Soviet mess tins

Discussions on all aspects of the USSR, from the Russian Civil War till the end of the Great Patriotic War and the war against Japan. Hosted by Art.
User avatar
Der Alte Fritz
Member
Posts: 2009
Joined: 13 Dec 2007 21:43
Location: Kent United Kingdom

Soviet mess tins

Post by Der Alte Fritz » 15 Aug 2019 19:15

Anyone got pictures of the Aluminium mess tins and the glass alternative. What was it called in Russian

Art
Forum Staff
Posts: 5410
Joined: 04 Jun 2004 19:49
Location: Moscow, Russia

Re: Soviet mess tins

Post by Art » 16 Aug 2019 07:34


User avatar
Der Alte Fritz
Member
Posts: 2009
Joined: 13 Dec 2007 21:43
Location: Kent United Kingdom

Re: Soviet mess tins

Post by Der Alte Fritz » 16 Aug 2019 09:06

Soviet mess tin.jpg
RKKA equipment.jpg
which I think is called "котелок" which roughly translates as "cauldron" but this may relate to the larger generic pots with a handle that were used for cooking over a fire.

I am currently reading "Hunger and War - Food provisioning in the Soviet Union during World War II" by Goldman and Fittzer and they mention the use of replacement glass mess tins due to the shortage of aluminium for making the ones above.

4,000,000 ones were ordered in third quarter 1942 and 5,000,000 in third quarter of 1943
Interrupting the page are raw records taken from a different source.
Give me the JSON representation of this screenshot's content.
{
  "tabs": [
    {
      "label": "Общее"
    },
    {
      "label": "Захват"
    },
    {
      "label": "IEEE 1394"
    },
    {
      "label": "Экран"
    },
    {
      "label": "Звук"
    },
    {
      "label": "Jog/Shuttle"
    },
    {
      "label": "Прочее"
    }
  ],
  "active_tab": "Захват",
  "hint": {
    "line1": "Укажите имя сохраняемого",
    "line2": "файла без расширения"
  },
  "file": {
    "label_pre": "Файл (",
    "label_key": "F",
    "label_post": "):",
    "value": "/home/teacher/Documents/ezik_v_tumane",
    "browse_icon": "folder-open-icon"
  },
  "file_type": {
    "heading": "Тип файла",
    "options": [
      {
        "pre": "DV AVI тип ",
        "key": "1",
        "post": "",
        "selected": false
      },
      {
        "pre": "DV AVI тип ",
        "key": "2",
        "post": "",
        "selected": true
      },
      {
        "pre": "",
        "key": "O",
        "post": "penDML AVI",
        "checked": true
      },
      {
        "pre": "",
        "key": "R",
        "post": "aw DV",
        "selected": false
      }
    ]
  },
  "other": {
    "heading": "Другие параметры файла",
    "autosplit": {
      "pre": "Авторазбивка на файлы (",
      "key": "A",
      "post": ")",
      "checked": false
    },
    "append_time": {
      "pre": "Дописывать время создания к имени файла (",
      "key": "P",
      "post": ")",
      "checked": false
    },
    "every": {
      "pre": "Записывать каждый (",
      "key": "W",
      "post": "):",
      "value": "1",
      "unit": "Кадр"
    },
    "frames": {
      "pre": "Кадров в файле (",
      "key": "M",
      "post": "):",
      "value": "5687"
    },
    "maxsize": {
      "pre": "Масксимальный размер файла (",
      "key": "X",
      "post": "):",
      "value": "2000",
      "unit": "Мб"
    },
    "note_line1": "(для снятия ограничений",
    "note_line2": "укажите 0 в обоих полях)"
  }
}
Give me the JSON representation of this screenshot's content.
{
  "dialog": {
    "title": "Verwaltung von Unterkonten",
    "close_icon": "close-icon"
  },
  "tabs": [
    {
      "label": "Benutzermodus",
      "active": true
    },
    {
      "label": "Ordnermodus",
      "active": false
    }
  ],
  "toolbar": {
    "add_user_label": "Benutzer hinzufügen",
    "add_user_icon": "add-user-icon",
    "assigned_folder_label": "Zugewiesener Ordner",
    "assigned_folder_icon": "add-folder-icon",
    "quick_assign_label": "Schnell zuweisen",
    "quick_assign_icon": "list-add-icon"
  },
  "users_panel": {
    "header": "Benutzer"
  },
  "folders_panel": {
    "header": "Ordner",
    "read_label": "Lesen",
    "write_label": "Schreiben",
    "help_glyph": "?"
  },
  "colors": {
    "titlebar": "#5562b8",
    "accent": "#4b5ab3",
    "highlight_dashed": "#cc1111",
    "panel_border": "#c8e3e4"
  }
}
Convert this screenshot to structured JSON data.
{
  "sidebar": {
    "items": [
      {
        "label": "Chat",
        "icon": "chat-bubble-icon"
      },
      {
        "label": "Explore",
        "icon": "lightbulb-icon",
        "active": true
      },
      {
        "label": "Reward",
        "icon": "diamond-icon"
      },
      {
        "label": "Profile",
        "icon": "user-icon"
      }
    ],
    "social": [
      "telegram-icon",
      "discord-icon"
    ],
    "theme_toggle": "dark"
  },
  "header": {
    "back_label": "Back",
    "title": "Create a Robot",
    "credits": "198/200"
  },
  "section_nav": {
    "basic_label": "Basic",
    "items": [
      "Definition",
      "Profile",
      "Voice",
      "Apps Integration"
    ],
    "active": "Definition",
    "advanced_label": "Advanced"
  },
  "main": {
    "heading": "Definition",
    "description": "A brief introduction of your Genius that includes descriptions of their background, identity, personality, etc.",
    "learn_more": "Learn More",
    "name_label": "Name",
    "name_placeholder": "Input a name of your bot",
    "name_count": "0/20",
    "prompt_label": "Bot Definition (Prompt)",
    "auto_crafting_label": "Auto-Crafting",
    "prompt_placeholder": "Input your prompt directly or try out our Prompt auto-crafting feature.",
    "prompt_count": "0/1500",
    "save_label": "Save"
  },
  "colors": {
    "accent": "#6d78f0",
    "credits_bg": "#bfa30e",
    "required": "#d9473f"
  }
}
reference Тyl Krasnoi Armii v Velikoi Otechestvennoi voine 1941-45 p.137

alternative design of mess tin?
mess tine alternative design.jpg
You do not have the required permissions to view the files attached to this post.

GregSingh
Member
Posts: 2800
Joined: 21 Jun 2012 01:11
Location: Melbourne, Australia

Re: Soviet mess tins

Post by GregSingh » 16 Aug 2019 10:40

replacement glass mess tins due to the shortage of aluminium
I don't think this is correct.
Instead of aluminum these tins were made of steel and they were only covered outside by hardened liquid glass solution.

Only water bottles / jars (фляги) were entirely made of glass instead of aluminum.
If we become increasingly humble about how little we know, we may be more eager to search.

User avatar
Der Alte Fritz
Member
Posts: 2009
Joined: 13 Dec 2007 21:43
Location: Kent United Kingdom

Re: Soviet mess tins

Post by Der Alte Fritz » 16 Aug 2019 12:35

On of the references (Russian Archive) quoted, says this:
8. Котелок более удобный бобовидный и особенно удобная крышка для питья чая и взятия второго блюда, но окраска быстро слазит**, особенно при варке в нем пищи.
9. Фляга сама по себе удобная, но стеклянные сильно бьются, а алюминиевых недостаточно и дорого обходится ее изготовление. Я бы считал, что флягу можно выпускать из пластмассы.
8. The mess-tin is a more convenient bean-shaped and especially convenient lid for drinking tea and taking a second dish, but the color quickly peels off **, especially when cooking food in it.
9. The water-bottle itself is comfortable, but the glass is hard to break, and aluminum is not enough and its manufacture is expensive. I would think that a flask can be made out of plastic.
which is not terribly enlightening. I shall have to get the other reference.

Seppo Koivisto
Member
Posts: 609
Joined: 20 Nov 2006 22:49
Location: Finland

Re: Soviet mess tins

Post by Seppo Koivisto » 16 Aug 2019 14:20

Glass in mess tins sounds like enamel.

User avatar
Der Alte Fritz
Member
Posts: 2009
Joined: 13 Dec 2007 21:43
Location: Kent United Kingdom

Re: Soviet mess tins

Post by Der Alte Fritz » 16 Aug 2019 17:49

"Hygiene" Vol 33 of "Experience of Soviet medicine in the Great Patriotic War of 1941-1945" p92 (available on Twirpx https://t.co/vt63owuJOC?amp=1) says:
12. Disinfectants for individual water supplies
During the Great Patriotic War, the troops had two types of flasks: glass and aluminum. Glass jars turned out to be matrimonial for a combat situation: they quite easily break on the march, and especially during dashes, during the attack. When filling
jars of hot tea, the glass does not withstand the effects of high temperature and gives cracks; freezing water in a flask in winter leads to the same. During the war, all front-line and army sanitary inspectors unanimously demanded the replacement of glass jars with metal, mainly aluminum, which withstand high and low temperatures well, do not beat on the march and during dashes, and are almost three times lighter than glass ones.
So in the book it says "glass canteens" but my translation of the original shows that the references are all for "glass water bottles"

Return to “The Soviet Union at War 1917-1945”